The Executive Line is the one to choose for the ultimate in rear-seat opulence. It adds various rear-seat packages including rear massaging seats, rear-seat heating/ventilation, and an executive right rear seat with a reclining function. Rear-axle steering and four-zone climate control are also included here.
Unlike some other Mercedes models, there are fewer options for the S-Class simply because it is a fully loaded luxury sedan by default. Still, you can add a heated steering wheel on the Luxury Line for $250 or a Burmester high-end 4D surround sound system for $6,730. The only package is the Warmth & Comfort Package at $3,800 which adds power rear outboard seats, heated and ventilated rear seats, a heated steering wheel, and heated armrests. The AMG Line can also be equipped with these options but adds 4.5-degree rear axle steering at $1,300 and the Night Package at $400. The latter consists of 20-inch AMG wheels and gloss black exterior accents.
What Mercedes-Benz S-Class Sedan Model Should I Buy?
Like we said above, we love the I6/48-volt combo, but this is a big car, so we’d start with the S580 with the big V8 and nine-speed automatic for $116,300 (we wouldn’t, but we’re talking hypotheticals here). The AMG Line upgrade is only $4,300, so we’d add that immediately. The colors are on the boring side, so we’d pick the Rubellite Red, which is like a cranberry.
We’ll keep the smaller 19-inch wheels to keep the ride nice, but we will take the Carmine Red leather to match the exterior for $3,110. This automatically adds the Warmth & Comfort Package. The rear-axle steering is a nice feature, but we’d skip that $1,300 charge. That brings us to $128,560 plus destination, for executive-level transportation that will both impress the neighbors and delight the family.
2022 Mercedes-Benz S-Class Sedan Comparisons
2022 Mercedes-Benz S-Class Sedan vs BMW 7 Series
This automotive battle has been raging since BMW introduced the first 7 Series in 1977 and it always plays out in the same way. Mercedes-Benz launches the new S-Class, and the 7 Series follows around two years later. The S-Class is the dominant car for those two years, and then the new 7 Series is launched and the battle becomes less one-sided. For the moment, the S-Class is in the lead. The current 7 has been around since 2015, and its age is starting to show.
Traditionally speaking, the 7 Series has always been more of a driver’s car. It’s always slightly more responsive and agile than the Benz. Then again, the S-Class’s ride quality and refinement are class-leading. It now also has a far more extravagant cabin design if you prefer that sort of thing.

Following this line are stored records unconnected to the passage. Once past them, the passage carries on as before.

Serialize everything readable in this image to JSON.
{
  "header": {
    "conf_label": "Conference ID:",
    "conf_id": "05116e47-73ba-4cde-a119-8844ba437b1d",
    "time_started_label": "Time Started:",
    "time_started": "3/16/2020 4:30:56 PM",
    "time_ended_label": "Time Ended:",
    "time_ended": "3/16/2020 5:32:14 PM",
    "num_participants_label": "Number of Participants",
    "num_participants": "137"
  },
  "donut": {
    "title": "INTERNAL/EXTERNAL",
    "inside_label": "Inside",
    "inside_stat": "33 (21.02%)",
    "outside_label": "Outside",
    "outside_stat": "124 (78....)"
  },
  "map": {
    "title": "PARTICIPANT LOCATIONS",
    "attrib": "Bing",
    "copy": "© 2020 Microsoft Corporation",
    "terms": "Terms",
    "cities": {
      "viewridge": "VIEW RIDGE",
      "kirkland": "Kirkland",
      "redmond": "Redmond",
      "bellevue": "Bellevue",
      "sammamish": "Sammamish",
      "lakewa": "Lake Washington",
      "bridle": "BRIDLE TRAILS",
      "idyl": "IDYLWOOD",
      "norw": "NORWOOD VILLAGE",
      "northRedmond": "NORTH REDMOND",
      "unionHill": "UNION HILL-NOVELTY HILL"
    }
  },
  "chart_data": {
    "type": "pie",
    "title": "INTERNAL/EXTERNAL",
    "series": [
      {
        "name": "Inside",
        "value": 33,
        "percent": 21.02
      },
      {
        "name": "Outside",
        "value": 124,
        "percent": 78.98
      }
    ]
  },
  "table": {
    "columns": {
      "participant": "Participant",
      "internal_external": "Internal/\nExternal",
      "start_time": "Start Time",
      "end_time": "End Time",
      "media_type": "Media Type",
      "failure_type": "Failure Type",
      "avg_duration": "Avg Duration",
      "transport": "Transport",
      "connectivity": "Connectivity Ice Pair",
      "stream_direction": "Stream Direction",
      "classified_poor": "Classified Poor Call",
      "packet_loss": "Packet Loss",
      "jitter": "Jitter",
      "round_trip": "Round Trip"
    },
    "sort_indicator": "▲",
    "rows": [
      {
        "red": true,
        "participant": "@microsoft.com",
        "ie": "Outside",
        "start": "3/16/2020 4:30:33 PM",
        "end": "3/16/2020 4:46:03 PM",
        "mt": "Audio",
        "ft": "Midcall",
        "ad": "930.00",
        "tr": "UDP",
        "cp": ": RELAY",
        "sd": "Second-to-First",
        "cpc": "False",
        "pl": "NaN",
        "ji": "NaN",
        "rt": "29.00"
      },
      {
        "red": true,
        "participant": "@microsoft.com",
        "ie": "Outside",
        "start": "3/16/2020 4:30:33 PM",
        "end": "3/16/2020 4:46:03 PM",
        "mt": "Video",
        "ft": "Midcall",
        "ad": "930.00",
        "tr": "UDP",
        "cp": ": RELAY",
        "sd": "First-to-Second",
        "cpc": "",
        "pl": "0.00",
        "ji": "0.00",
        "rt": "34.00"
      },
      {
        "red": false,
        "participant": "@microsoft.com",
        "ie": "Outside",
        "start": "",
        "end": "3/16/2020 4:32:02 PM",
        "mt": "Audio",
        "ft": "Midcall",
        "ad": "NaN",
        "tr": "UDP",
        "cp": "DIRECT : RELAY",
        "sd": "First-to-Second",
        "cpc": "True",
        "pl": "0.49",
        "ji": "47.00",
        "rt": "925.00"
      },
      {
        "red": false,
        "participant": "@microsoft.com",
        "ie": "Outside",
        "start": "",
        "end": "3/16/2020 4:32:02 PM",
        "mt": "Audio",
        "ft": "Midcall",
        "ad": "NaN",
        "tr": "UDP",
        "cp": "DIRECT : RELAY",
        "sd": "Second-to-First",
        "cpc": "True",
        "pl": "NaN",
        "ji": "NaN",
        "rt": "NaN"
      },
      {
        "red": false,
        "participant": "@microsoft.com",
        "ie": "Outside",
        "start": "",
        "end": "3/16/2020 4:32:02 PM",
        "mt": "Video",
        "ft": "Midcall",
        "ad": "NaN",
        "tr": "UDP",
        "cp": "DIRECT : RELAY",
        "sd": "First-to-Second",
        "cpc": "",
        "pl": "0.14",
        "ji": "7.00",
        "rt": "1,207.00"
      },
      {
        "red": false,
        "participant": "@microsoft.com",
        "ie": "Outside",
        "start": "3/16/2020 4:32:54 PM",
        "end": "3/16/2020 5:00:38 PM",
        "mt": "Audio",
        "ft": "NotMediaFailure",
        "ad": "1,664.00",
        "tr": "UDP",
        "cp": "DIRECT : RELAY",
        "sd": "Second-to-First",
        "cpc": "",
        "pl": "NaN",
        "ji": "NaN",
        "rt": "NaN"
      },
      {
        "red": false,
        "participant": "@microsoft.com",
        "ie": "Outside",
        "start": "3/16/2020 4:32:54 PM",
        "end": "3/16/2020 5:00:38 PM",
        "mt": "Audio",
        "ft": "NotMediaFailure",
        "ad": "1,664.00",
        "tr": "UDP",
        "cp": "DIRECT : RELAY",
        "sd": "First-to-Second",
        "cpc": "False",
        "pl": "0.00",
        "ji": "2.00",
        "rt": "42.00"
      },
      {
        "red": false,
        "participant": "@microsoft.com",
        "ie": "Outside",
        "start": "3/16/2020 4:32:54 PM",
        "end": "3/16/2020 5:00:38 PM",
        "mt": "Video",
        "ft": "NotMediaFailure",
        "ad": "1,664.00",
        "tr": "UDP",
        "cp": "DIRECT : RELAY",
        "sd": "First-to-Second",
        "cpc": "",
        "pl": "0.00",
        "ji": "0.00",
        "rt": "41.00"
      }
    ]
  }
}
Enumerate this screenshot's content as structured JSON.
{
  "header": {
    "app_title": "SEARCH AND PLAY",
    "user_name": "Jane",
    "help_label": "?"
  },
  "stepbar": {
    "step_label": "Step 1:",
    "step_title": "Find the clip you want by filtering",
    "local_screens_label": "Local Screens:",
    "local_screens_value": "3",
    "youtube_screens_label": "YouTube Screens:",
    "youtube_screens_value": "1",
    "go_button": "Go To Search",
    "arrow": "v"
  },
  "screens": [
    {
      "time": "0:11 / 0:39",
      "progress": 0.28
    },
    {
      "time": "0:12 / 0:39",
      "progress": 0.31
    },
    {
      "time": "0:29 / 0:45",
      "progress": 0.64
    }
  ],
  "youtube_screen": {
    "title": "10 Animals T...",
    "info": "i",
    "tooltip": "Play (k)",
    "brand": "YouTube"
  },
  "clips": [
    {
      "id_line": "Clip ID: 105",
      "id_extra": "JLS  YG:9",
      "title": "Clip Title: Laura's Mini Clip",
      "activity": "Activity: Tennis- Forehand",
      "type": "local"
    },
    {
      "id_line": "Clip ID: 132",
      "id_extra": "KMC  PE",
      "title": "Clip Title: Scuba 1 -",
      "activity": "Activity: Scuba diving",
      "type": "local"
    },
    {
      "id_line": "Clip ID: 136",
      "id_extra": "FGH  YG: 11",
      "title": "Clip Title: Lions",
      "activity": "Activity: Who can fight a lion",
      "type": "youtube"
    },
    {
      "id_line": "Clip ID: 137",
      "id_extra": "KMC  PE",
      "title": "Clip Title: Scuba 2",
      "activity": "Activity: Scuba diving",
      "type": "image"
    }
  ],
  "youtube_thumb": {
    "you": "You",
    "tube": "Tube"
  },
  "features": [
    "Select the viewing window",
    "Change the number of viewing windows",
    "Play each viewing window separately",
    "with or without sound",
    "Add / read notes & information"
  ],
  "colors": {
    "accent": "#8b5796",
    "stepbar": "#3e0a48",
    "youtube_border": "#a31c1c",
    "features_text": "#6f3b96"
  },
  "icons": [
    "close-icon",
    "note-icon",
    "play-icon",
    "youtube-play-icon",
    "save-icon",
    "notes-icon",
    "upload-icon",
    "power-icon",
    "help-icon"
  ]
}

The BMW is excellent but the Merc has regained a comfortable lead.
2022 Mercedes-Benz S-Class Sedan vs Mercedes-Benz E-Class Sedan
The recently revised E-Class is better than ever before. For the first time, you can refer to it as a downsized S-Class. Ride quality and overall refinement are sublime. You also get the latest MBUX infotainment system and a generous standard specification list. With the money you save, you can always add more. We’d stay away from the less powerful turbocharged four-cylinder engine option and go for the E450. It uses the same inline-six engine with mild-hybrid assistance, albeit detuned to 362 hp and 369 lb-ft of torque. Buying an E-Class over an S-Class doesn’t feel like a significant downgrade, and the E is nearly half the price.